Marquise Goodwin exploded for five catches and 116 yards on 11 targets against the Colts’ struggling defense in Week 5. Goodwin entered the game with nine catches, 127 yards and no touchdowns on 19 targets. Goodwin is averaging a solid 7.0 targets per game during the four games he has played in full this season, but the 49ers’ offense has scored seven touchdowns in five games (five of which came in one game). The combination of leaguewide byes and a very nice schedule (the Josh Norman-less Redskins, Cowboys, Eagles and Cardinals) sets Goodwin up with some flex appeal over the next month or so.
Seattle’s first game of the season without Chris Carson (injured reserve) provided us with very little additional clarity on what to expect from this backfield moving forward. Thomas Rawls was on the field for 31 plays and posted 35 yards on 10 touches. “Starter” Eddie Lacy played 19 snaps and was limited to 28 yards on 10 touches. Week 5 regression-to-the-mean poster boy J.D. McKissic played 17 snaps and was limited to 38 yards on five touches. Seattle is on a bye this week and faces tough the tough Giants defense in Week 7. This is a situation to avoid until one of the backs emerges.
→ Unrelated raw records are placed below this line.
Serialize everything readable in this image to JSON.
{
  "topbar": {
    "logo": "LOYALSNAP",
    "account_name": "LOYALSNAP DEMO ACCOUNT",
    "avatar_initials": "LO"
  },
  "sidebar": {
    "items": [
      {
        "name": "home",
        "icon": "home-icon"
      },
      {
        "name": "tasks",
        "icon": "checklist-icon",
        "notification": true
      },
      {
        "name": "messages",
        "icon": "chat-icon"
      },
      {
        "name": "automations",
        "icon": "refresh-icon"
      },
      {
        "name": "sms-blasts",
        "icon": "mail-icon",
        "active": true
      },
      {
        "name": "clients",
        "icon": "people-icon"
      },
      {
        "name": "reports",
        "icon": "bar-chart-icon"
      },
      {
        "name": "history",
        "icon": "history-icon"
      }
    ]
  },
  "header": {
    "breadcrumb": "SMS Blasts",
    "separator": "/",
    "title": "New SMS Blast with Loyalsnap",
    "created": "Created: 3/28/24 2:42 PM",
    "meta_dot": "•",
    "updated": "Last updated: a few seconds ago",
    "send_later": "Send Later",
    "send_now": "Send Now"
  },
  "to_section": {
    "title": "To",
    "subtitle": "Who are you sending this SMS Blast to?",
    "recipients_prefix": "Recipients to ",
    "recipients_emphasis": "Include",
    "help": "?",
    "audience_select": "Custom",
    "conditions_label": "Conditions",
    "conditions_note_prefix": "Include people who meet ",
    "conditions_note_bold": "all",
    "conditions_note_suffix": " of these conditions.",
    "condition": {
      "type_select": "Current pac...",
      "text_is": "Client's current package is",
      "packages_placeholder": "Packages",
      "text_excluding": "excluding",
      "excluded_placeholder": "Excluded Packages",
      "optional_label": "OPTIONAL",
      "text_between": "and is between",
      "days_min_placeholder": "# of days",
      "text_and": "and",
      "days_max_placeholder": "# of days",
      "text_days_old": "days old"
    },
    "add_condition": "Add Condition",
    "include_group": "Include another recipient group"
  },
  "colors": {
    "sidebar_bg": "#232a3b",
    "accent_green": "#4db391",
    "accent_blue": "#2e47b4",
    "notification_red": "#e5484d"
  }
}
Doug Martin is back. The veteran tailback missed the team’s first three games this season due to suspension, but he returned to feature back duties in Week 5. Martin handled 13 of the team’s 17 carries by a running back and posted 74 yards and one touchdown. He was targeted on three of his 25 snaps but ran only nine pass routes. Charles Sims actually played more snaps (30) and ran 26 routes. In fact, the Bucs have called pass on 94 percent of Sims’ snaps this season. It’s clear that Sims will continue to operate as the team’s passing-down specialist, which certainly limits Martin’s fantasy appeal. Martin is a fringe RB2 against Arizona this week. Jacquizz Rodgers, meanwhile, registered three carries and one target on 12 snaps against New England; he’s well off the fantasy radar.
Right when it seemed as if Derrick Henry was legitimately pushing DeMarco Murray for a significant share of backfield work, the 2016 and early-2017 game plan was quickly put back in place. Murray racked up 18 touches for 69 yards on 49 snaps against Miami in Week 5. Henry touched the ball four times on 10 snaps. Murray has battled some injuries this season, but he still has played 97 more snaps than Henry. Murray is very much in the RB1 mix against the Colts’ struggling defense this week. Henry is a great handcuff but shouldn’t be in starting lineups.
Could Josh Doctson turn the corner and emerge to fantasy relevance following the team’s return from their Week 5 bye? An increase in playing time will be the key, but it’s worth noting that his targets have trended in the right direction. He wasn’t targeted in Week 1, but he saw one target in Week 2, two in Week 3 and three in Week 4. I sense a trend. The second-year wideout has been on the field for only 34 percent of the team’s pass plays, but Doctson has been utilized as a specialist near the goal line, having now accrued five end zone targets in six career games. Doctson’s upside is absolutely massive, which makes him a very good bench stash. Scoop him up on waivers this week.